The nature and task of art is different from news, but there’s much we can learn (stay tuned for more posts on that topic). Consider this from Anil’s piece:
Reblogging is essential to getting the word out for many digital artists, but potentially devastating to the value of the very work it is promoting. What’s been missing, then, are the instruments that physical artists have used to invent value around their work for centuries — provenance and verification.
Think of these two key terms he uses.
In the context of news, provenance could be the source of information — or it could be who first reported something. Verification, of course, is already a common term.
The next question then is: What instruments do we have to give our work value?
Not methods. Instruments.
All this — you guessed it — also makes me think of GitHub for News (more here). That idea would make tracking updates, contributions, feedback and even facts more structured by incorporating them in a versioning system like git.
Neither GitHub for News nor Block Chains for News would solve all the problems they aim to tackle.
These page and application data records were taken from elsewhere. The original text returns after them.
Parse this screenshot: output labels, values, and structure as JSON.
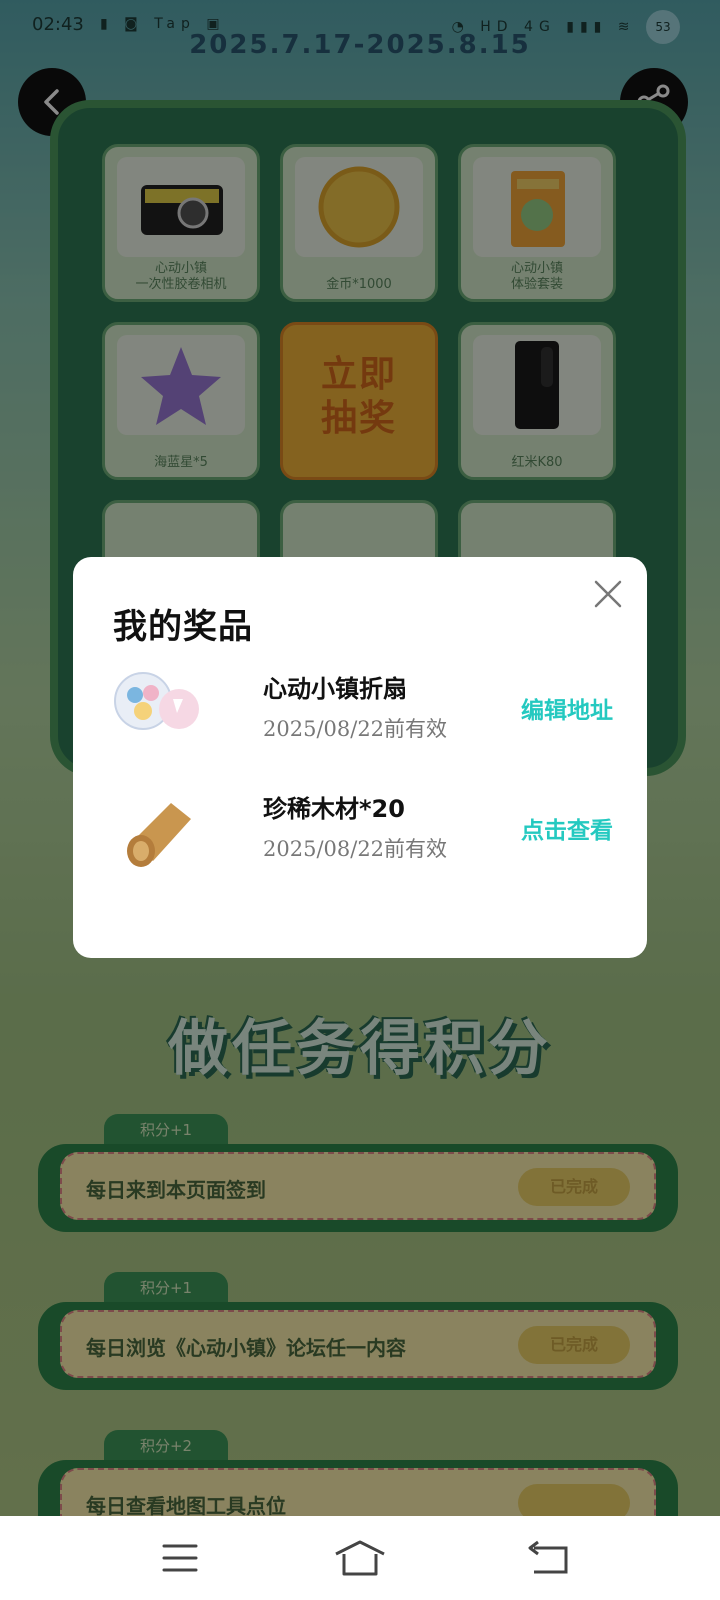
{
  "status_bar": {
    "time": "02:43",
    "notif_text": "▮  ◙  Tap  ▣",
    "right_text": "◔  HD  4G  ▮▮▮  ≋",
    "battery": "53"
  },
  "header": {
    "date_range": "2025.7.17-2025.8.15"
  },
  "prize_grid": {
    "prizes": [
      {
        "name": "心动小镇\n一次性胶卷相机"
      },
      {
        "name": "金币*1000"
      },
      {
        "name": "心动小镇\n体验套装"
      },
      {
        "name": "海蓝星*5"
      },
      {
        "name": "立即\n抽奖"
      },
      {
        "name": "红米K80"
      }
    ]
  },
  "tasks": {
    "title": "做任务得积分",
    "items": [
      {
        "tag": "积分+1",
        "label": "每日来到本页面签到",
        "status": "已完成"
      },
      {
        "tag": "积分+1",
        "label": "每日浏览《心动小镇》论坛任一内容",
        "status": "已完成"
      },
      {
        "tag": "积分+2",
        "label": "每日查看地图工具点位",
        "status": ""
      }
    ]
  },
  "modal": {
    "title": "我的奖品",
    "items": [
      {
        "name": "心动小镇折扇",
        "valid": "2025/08/22前有效",
        "action": "编辑地址"
      },
      {
        "name": "珍稀木材*20",
        "valid": "2025/08/22前有效",
        "action": "点击查看"
      }
    ]
  }
}
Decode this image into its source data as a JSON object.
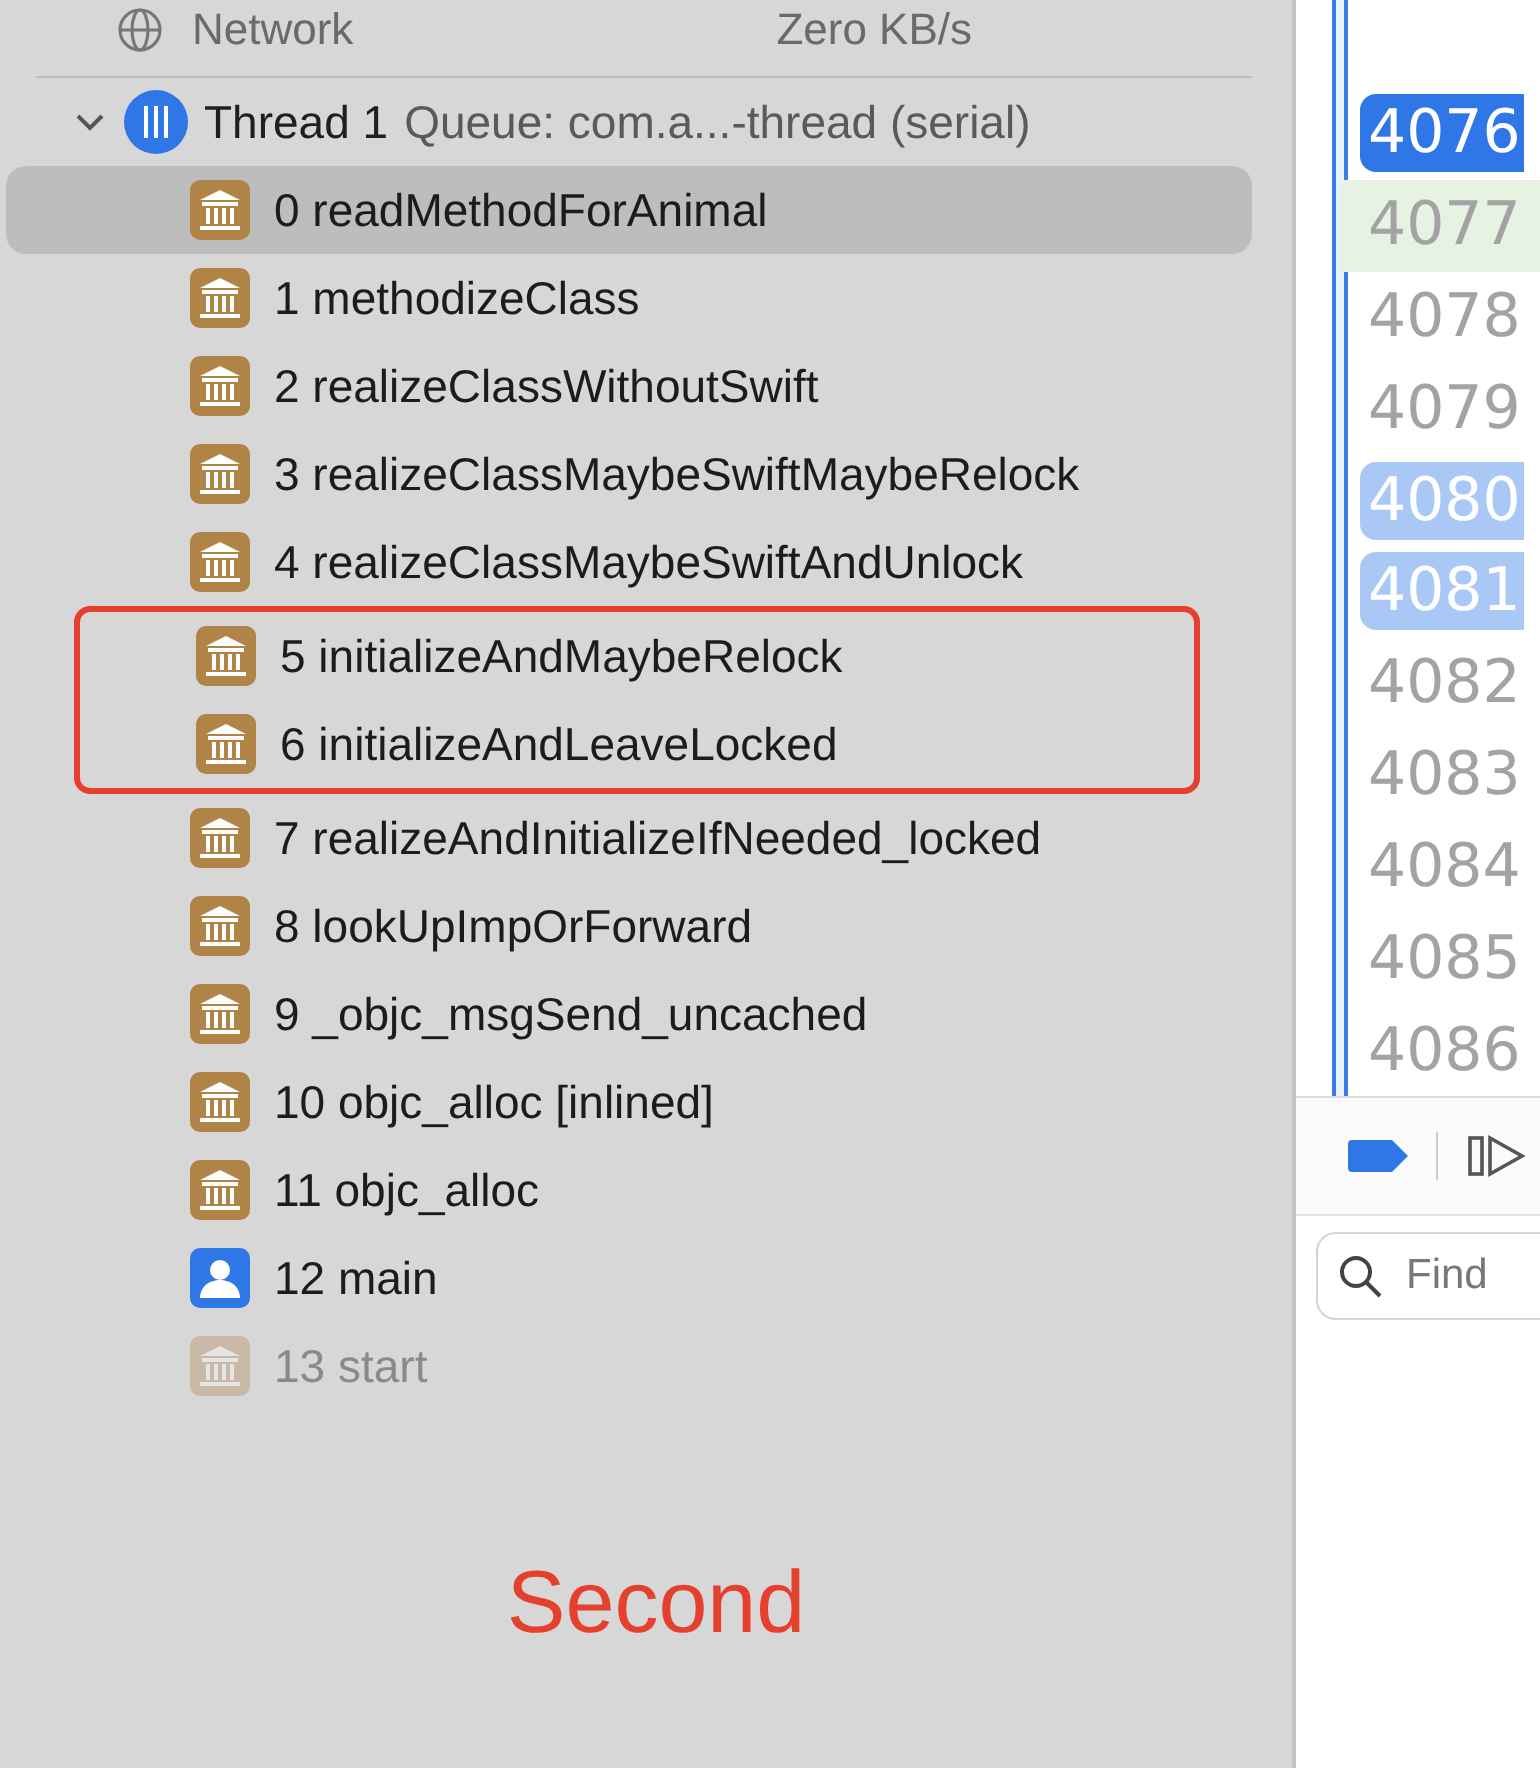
{
  "network": {
    "label": "Network",
    "rate": "Zero KB/s"
  },
  "thread": {
    "name": "Thread 1",
    "queue": "Queue: com.a...-thread (serial)",
    "expanded": true
  },
  "frames": [
    {
      "label": "0 readMethodForAnimal",
      "kind": "library",
      "selected": true,
      "dimmed": false,
      "boxed": false
    },
    {
      "label": "1 methodizeClass",
      "kind": "library",
      "selected": false,
      "dimmed": false,
      "boxed": false
    },
    {
      "label": "2 realizeClassWithoutSwift",
      "kind": "library",
      "selected": false,
      "dimmed": false,
      "boxed": false
    },
    {
      "label": "3 realizeClassMaybeSwiftMaybeRelock",
      "kind": "library",
      "selected": false,
      "dimmed": false,
      "boxed": false
    },
    {
      "label": "4 realizeClassMaybeSwiftAndUnlock",
      "kind": "library",
      "selected": false,
      "dimmed": false,
      "boxed": false
    },
    {
      "label": "5 initializeAndMaybeRelock",
      "kind": "library",
      "selected": false,
      "dimmed": false,
      "boxed": true
    },
    {
      "label": "6 initializeAndLeaveLocked",
      "kind": "library",
      "selected": false,
      "dimmed": false,
      "boxed": true
    },
    {
      "label": "7 realizeAndInitializeIfNeeded_locked",
      "kind": "library",
      "selected": false,
      "dimmed": false,
      "boxed": false
    },
    {
      "label": "8 lookUpImpOrForward",
      "kind": "library",
      "selected": false,
      "dimmed": false,
      "boxed": false
    },
    {
      "label": "9 _objc_msgSend_uncached",
      "kind": "library",
      "selected": false,
      "dimmed": false,
      "boxed": false
    },
    {
      "label": "10 objc_alloc [inlined]",
      "kind": "library",
      "selected": false,
      "dimmed": false,
      "boxed": false
    },
    {
      "label": "11 objc_alloc",
      "kind": "library",
      "selected": false,
      "dimmed": false,
      "boxed": false
    },
    {
      "label": "12 main",
      "kind": "user",
      "selected": false,
      "dimmed": false,
      "boxed": false
    },
    {
      "label": "13 start",
      "kind": "library",
      "selected": false,
      "dimmed": true,
      "boxed": false
    }
  ],
  "annotation": "Second",
  "line_numbers": [
    {
      "number": "4076",
      "kind": "current"
    },
    {
      "number": "4077",
      "kind": "executing"
    },
    {
      "number": "4078",
      "kind": "plain"
    },
    {
      "number": "4079",
      "kind": "plain"
    },
    {
      "number": "4080",
      "kind": "breakpoint"
    },
    {
      "number": "4081",
      "kind": "breakpoint"
    },
    {
      "number": "4082",
      "kind": "plain"
    },
    {
      "number": "4083",
      "kind": "plain"
    },
    {
      "number": "4084",
      "kind": "plain"
    },
    {
      "number": "4085",
      "kind": "plain"
    },
    {
      "number": "4086",
      "kind": "plain"
    }
  ],
  "find": {
    "placeholder": "Find"
  }
}
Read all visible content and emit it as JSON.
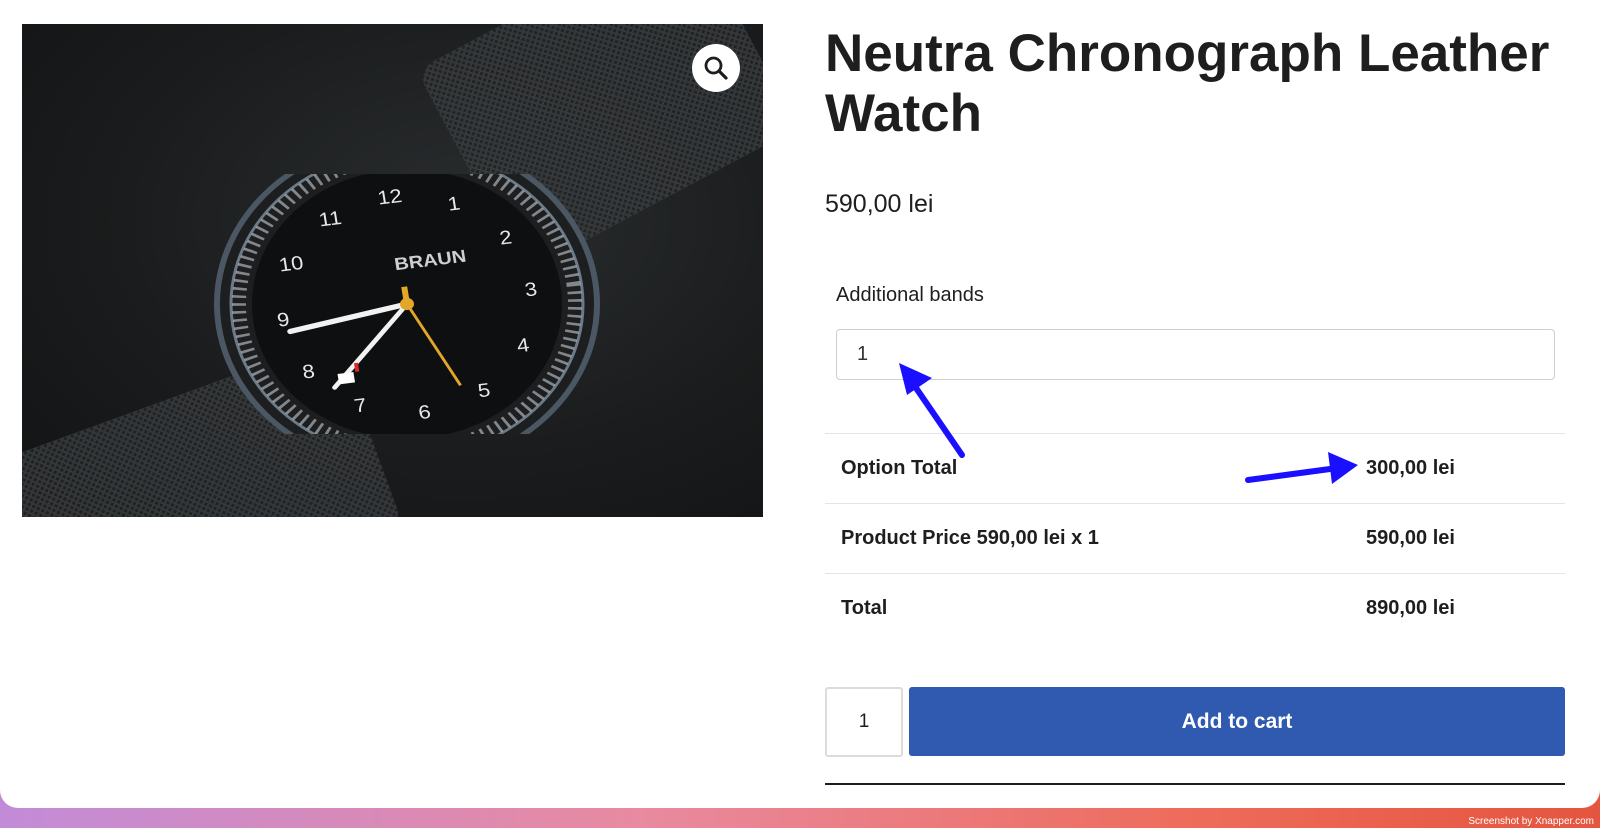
{
  "product": {
    "title": "Neutra Chronograph Leather Watch",
    "price": "590,00 lei",
    "image_icon": "zoom-icon"
  },
  "options": {
    "field_label": "Additional bands",
    "field_value": "1"
  },
  "totals": {
    "rows": [
      {
        "label": "Option Total",
        "value": "300,00 lei"
      },
      {
        "label": "Product Price 590,00 lei x 1",
        "value": "590,00 lei"
      },
      {
        "label": "Total",
        "value": "890,00 lei"
      }
    ]
  },
  "cart": {
    "quantity": "1",
    "add_label": "Add to cart"
  },
  "watch_face": {
    "brand": "BRAUN",
    "numerals": [
      "12",
      "1",
      "2",
      "3",
      "4",
      "5",
      "6",
      "7",
      "8",
      "9",
      "10",
      "11"
    ]
  },
  "colors": {
    "button": "#2f5aaf",
    "annotation_arrow": "#1a10ff"
  },
  "footer": {
    "credit": "Screenshot by Xnapper.com"
  }
}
Anil’s piece smartly notes in the art realm:
as with any new idea, it can be difficult to reckon with the implications. Steven Melendez asserted that monegraph could “eradicate fake digital art”, when this is exactly backwards. In fact monegraph makes it possible to have “fake digital art”, because prior to this we had no consistent way of defining an “original”.
So, where should we start?
UPDATE: More discussion and explanation…
@spetulla This would have nothing to do with funding, actually. It’s just applying the same fundamentals of the Bitcoin protocol to news.
Digging through notebooks or scanning old articles isn’t the best way to find archival information. Structure your beat using the key subject matter as your foundation to track people, places, organizations, incidents, schools and more.